It’s midnight in Tiohtiá:ke /Montréal and Julie Tamiko Manning fills her kitchen with the smell of baked goods for tomorrow’s rehearsal. Umeboshi onigiri (rice balls) cool on a simple plate on an ordinary kitchen table surrounded by her laptop and piles of paper—play drafts, reports, notes, and tiny paper squares which she’s folding into delicate origami cranes.
Anyone who is fortunate to know Julie also knows that she is an extraordinary human who walks many paths as a woman, a Sansei mixie Nikkei settler and leader, Best Auntie, taiko player, curator, community activist and builder which all intersect in her heart.
In 2021, Julie tried to convince ACTRA to give their Woman of the Year award to someone else because her film career spans years of saying “no” to portraying Asian stereotypes, saying “no” to ’passing’ for other ethnicities, to being too Asian or not Asian enough.
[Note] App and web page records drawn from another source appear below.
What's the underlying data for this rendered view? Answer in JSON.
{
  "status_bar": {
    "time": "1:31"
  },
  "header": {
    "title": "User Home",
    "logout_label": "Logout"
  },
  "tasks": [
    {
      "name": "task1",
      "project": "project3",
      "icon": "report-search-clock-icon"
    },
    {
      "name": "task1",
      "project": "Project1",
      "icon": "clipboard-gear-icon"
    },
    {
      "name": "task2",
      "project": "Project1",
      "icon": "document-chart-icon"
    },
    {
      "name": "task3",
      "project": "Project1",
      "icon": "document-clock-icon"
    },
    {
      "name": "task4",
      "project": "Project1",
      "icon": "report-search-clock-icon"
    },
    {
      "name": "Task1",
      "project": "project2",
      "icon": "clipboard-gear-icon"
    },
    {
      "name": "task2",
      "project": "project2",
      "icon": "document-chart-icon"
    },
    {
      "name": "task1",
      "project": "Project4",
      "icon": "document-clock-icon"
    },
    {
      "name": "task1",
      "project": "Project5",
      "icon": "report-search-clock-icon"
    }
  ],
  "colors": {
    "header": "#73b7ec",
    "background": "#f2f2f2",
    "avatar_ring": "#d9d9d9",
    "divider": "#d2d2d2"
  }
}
Her life, like her work, is deeply authentic. Her third play, Mizushōbai (The Water Trade) explores the life and power of Kiyoko Tanaka-Goto, a Japanese picture-bride turned ‘underground’ businesswoman in 1930’s British Columbia who also defied categorization, and whose value as a member of “Canadian” society was to defy every expectation for the sake of her autonomy and dignity.
A bilingual award-winning actor and creator with over 30 years of credits in both English and French theatre, some of Julie’s recent projects include (because there are honestly too many to list here) Beyond the Sea (Hudson Village), Wildfire (Talisman), Paradise Lost (Centaur), Jean Dit (Théâtre D’Aujourd’hui), Butcher (Centaur) as well as bold co-artistic direction of Tashme Productions and co-facilitation with the Arrivals Legacy Project. Julie’s thoughtfulness and passion for her community, for celebrating and nurturing what ignites and deepens collective joy and equity is as self-effacing as it is unapologetic.
The full moon breaks through the clouds at this midnight hour. “I still have so much to do,” Julie says as she expertly creases the wing on another crane and the oven timer beeps.
-Written by Lisa Cooke Ravensbergen, long-time artistic collaborator, sister-friend, and multi-hyphenate theatre artist
Which ’hood are you in?
What do you do?
I am trained as an actor and have been doing that work for over 30 years here in Montreal, across Canada and Internationally. I started to write 15 years ago to fill a gap: to see my own story on stage. I also wanted to create things that other Asian artists could potentially be seen in. I didn’t actually mean to be a writer, but here I am. I am also an independent theatre producer, mentor and voice actor in dubbing, commercials and video games.
What are you currently working on?
My artistic partner Matt Miwa and I are adapting our documentary play, The Tashme Project, into a graphic novel with illustrations by West Coast Nikkei artist, PJ Patten. Acting projects in the near future are in Scapegoat Carnivale’s show RICKI, and a show at Centaur, co-produced by Tableau D’Hôte and Repercussion Theatre.
Where can we find your work?
I am particularly proud of a digital art project I co-curated with Matt Miwa called YUME. Digital Dreams. I was not involved creatively, but it was incredibly fulfilling to bring together Japanese-Canadian artists from across the country. It was meant to connect the Japanese Canadian community, decades after it was torn apart during the Second World War when many on the West Coast were imprisoned, displaced and deported. We connected artists of different generations, disciplines and geographical areas, and yet they all found such similarities that it seemed like fate.
My new play, Mizushōbai, ran from October 10-22, 2023 at the Segal Centre’s studio space. Mizushōbai (The Water Trade) explores the life of Kiyoko Tanaka-Goto, a Japanese picture-bride turned ‘underground’ businesswoman in 1930’s British Columbia.